I brought along 3 ‘KISS virgins’ with me on the night – a trio of folk who had never witnessed the band in concert, and in one case only knew a handful of their songs (2 of which were played). They all loved it with an 8/10 rating and no one on the way home opined ‘Oh it’s a shame Ace/Peter isn’t there and that traitor Thayer/Singer is stealing a living etc etc’ – much as the Thayer/Singer haters want this conversation to be front and centre, it simply is of no consequence to most attendees. They know Simmons and Stanley are up there and that’s enough for them – I do sincerely doubt, however, the ability of any future KISS post-Gene & Paul to be able to continue touring and playing arenas with 4 individuals playing the parts of the Demon, Starchild, Spaceman & Catman. Doc McGhee might be stretching credulity a tad thinking that idea’s a goer.
Me? I saw quite enough that night in 1999 at Wembley to tell me that Ace & Peter were nowhere near what they’d been not 2 years before at Finsbury Park at the end of the Reunion Tour. I love them both and I sincerely hope they do get opportunities to guest with KISS somewhere on this climactic run, but the drive, energy and consistency that Eric & Tommy have given the band since being drafted in is necessary for the current KISS touring machine in my view. We can all have a Utopian vision of how we want KISS to be, and Ace & Peter will always have their backers - some who make their point reasonably and many who just resort to abuse. And then there’s the celebrity DJ’s with an agenda based on maintaining friendships desperate to stir the pot. A shame really. We all wish we were in charge of KISS – that’d be a decent cut off the top as manager after all!!
As Stanley smashed a cheap guitar he’d not played all night (standard) to round things off and the final ear-splitting boom of pyro combined with the last chord of ‘Rock and Roll All Nite’, we all started to file out and the bittersweet emotions came to the fore as I took one last look at the empty stage when the house lights came up. KISS means more to me than just a band I go and see – 20 gigs witnessed should tell you that.

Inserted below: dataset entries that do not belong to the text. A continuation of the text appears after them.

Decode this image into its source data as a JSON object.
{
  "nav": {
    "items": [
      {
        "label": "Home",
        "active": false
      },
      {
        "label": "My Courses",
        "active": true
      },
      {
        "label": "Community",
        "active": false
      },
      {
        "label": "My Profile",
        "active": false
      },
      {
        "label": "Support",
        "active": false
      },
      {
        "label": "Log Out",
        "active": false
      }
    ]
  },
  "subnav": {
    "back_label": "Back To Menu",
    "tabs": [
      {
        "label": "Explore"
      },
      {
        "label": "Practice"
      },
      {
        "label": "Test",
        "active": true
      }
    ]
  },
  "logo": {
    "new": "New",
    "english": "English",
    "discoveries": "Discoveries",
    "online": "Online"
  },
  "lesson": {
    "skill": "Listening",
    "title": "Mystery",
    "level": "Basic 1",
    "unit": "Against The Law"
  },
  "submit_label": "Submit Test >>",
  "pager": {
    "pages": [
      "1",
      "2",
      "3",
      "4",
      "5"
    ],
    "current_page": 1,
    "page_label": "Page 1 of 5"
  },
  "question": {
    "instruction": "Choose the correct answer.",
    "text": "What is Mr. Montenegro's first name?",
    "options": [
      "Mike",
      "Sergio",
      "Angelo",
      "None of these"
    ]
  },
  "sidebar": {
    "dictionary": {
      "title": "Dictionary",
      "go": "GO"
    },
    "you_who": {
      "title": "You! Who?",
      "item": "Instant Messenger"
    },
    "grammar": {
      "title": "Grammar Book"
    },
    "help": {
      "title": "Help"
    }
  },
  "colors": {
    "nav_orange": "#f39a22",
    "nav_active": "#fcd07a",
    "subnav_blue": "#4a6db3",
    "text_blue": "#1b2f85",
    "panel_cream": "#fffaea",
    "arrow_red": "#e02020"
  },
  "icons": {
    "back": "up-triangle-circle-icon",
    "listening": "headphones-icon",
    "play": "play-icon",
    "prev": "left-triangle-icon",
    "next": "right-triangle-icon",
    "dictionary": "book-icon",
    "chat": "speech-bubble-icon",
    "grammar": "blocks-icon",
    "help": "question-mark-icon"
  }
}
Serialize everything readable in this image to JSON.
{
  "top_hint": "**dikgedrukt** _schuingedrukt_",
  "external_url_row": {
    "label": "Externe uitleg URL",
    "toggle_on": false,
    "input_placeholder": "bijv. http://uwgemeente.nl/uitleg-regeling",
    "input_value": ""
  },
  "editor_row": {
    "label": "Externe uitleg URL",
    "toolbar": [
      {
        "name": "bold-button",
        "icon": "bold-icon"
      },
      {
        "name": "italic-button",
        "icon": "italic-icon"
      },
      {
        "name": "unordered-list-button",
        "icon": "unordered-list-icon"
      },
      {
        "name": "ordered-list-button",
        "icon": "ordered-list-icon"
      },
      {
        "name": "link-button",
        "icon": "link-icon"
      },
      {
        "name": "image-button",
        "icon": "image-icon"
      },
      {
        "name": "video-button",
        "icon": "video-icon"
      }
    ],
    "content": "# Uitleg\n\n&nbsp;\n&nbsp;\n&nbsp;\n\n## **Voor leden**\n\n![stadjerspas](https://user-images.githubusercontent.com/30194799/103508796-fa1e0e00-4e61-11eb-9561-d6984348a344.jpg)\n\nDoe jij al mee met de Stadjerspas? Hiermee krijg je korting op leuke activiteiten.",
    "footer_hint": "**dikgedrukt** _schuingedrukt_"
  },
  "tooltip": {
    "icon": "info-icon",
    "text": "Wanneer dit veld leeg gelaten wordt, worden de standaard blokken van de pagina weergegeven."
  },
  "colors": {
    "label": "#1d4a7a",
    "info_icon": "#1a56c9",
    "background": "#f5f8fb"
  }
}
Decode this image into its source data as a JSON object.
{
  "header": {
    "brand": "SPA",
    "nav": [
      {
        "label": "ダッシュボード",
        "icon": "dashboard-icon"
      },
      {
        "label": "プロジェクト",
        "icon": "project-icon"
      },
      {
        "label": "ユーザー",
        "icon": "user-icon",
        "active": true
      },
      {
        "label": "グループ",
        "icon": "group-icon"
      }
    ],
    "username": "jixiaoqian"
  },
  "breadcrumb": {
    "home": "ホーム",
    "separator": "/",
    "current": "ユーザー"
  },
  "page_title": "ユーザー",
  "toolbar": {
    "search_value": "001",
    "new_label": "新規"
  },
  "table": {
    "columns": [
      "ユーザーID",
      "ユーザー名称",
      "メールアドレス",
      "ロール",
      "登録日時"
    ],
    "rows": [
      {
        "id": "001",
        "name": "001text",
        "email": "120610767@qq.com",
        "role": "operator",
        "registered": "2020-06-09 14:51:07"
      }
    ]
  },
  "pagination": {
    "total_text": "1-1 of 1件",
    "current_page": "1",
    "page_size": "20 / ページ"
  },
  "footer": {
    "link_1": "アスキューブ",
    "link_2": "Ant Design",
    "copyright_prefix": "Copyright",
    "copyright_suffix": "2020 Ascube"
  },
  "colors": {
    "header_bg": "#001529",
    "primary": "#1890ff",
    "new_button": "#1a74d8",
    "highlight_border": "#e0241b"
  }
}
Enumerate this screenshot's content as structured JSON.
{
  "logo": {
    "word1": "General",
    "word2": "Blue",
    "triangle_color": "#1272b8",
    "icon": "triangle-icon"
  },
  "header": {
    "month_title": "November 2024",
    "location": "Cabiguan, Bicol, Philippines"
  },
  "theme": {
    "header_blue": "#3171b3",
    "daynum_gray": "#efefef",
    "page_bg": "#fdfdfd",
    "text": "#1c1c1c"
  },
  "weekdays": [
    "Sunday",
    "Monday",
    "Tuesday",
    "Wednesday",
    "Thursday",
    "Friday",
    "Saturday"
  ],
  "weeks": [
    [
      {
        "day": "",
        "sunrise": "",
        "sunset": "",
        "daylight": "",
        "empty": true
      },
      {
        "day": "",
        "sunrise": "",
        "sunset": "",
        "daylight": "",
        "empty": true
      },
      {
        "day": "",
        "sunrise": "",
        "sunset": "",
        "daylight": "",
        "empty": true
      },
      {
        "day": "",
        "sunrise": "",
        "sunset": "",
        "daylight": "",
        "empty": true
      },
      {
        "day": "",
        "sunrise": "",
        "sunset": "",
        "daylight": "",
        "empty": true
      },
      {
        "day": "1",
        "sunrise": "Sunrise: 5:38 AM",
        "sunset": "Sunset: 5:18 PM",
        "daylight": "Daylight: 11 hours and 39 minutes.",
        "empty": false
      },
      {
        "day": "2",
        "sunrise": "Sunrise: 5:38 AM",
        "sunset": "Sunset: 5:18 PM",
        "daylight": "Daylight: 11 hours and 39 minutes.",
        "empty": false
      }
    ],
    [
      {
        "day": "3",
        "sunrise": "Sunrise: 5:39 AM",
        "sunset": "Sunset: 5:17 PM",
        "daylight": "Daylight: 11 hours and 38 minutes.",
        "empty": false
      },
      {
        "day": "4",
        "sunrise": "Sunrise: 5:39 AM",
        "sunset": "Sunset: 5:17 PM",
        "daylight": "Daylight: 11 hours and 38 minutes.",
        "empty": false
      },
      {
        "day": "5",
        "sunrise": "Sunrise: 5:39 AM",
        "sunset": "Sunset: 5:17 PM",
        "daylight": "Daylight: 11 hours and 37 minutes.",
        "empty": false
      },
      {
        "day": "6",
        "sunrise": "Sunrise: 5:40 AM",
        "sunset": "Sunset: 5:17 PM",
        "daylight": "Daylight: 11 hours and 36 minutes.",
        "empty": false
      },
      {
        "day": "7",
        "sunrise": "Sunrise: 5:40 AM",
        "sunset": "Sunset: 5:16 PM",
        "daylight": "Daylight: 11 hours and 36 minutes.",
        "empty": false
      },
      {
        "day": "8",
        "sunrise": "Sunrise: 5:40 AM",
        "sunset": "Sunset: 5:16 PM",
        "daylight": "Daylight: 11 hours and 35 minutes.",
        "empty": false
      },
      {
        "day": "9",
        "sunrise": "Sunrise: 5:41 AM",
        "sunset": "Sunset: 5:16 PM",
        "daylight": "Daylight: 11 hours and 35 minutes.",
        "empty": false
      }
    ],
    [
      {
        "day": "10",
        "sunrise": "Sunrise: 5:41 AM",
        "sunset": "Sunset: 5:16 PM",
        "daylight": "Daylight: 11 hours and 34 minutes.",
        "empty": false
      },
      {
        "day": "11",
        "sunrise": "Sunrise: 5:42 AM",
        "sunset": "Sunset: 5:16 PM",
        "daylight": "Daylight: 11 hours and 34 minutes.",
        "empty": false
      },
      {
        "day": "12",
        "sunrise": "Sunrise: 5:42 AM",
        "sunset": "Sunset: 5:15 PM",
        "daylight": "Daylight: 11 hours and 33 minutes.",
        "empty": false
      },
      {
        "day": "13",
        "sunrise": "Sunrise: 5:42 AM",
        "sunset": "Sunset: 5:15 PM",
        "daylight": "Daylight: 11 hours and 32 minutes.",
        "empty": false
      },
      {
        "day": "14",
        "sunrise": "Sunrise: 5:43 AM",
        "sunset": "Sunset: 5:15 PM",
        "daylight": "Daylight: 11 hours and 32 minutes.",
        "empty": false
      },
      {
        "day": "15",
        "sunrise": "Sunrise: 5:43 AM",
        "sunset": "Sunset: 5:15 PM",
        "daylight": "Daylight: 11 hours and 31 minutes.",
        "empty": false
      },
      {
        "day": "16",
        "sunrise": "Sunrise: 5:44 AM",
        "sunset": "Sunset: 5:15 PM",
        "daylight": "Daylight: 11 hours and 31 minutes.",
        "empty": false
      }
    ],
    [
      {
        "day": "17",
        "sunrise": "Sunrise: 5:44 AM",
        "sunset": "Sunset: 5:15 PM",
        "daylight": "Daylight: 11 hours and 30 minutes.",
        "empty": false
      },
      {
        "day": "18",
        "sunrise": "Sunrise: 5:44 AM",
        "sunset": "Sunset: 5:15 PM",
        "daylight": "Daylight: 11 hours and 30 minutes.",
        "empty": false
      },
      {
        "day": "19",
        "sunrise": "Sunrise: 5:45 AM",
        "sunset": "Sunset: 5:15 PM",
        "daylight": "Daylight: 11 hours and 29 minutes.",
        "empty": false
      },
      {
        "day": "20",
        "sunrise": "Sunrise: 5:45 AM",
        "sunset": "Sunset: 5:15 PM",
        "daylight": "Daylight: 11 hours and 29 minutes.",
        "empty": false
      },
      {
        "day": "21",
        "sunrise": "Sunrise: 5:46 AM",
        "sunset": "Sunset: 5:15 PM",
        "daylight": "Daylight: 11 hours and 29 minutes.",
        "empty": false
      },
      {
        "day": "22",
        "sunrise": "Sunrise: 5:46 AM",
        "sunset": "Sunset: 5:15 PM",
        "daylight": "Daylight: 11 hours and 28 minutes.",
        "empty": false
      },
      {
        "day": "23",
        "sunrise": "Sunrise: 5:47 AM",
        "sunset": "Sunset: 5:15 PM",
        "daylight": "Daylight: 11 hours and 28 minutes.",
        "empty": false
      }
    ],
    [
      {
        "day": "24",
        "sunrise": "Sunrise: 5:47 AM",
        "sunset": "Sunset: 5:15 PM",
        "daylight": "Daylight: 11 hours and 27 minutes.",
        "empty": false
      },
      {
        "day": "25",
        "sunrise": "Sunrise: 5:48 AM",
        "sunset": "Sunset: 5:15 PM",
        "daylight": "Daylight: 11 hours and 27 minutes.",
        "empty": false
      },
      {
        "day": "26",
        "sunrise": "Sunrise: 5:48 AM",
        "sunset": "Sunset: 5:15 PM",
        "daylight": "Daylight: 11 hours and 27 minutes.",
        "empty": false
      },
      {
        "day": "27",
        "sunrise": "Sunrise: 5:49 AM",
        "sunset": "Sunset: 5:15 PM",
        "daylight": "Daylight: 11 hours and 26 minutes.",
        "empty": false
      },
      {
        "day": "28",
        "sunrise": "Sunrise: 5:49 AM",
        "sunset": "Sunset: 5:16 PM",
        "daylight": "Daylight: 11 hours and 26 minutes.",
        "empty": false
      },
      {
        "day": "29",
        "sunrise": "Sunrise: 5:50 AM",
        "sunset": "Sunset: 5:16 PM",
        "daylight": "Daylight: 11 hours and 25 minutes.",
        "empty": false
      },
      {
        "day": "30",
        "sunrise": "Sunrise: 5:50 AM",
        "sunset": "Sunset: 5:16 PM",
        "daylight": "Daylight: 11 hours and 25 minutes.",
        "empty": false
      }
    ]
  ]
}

And I have friends who’ve seen 5 times that amount of KISS shows. It’s not a numbers game – it’s not any sort of game. It’s just a way of life that KISS fans have and share with one another in the sort of wonderful camaraderie that is sadly lacking in these divisive times of “Here’s a topic – pick a side! Pick a side! Have an opinion! Have an opinion” – Gene has always said that a KISS concert was perfect escapism from the outside world. “You forget about your troubles for a couple of hours” is a much-used line of his. Once KISS put away the lipstick and the 7-inch heels for good, that will just mean we have to deal with reality for longer in their absence. And what a dreadful shame that is.
Thank you KISS. If indeed this IS goodbye… ;)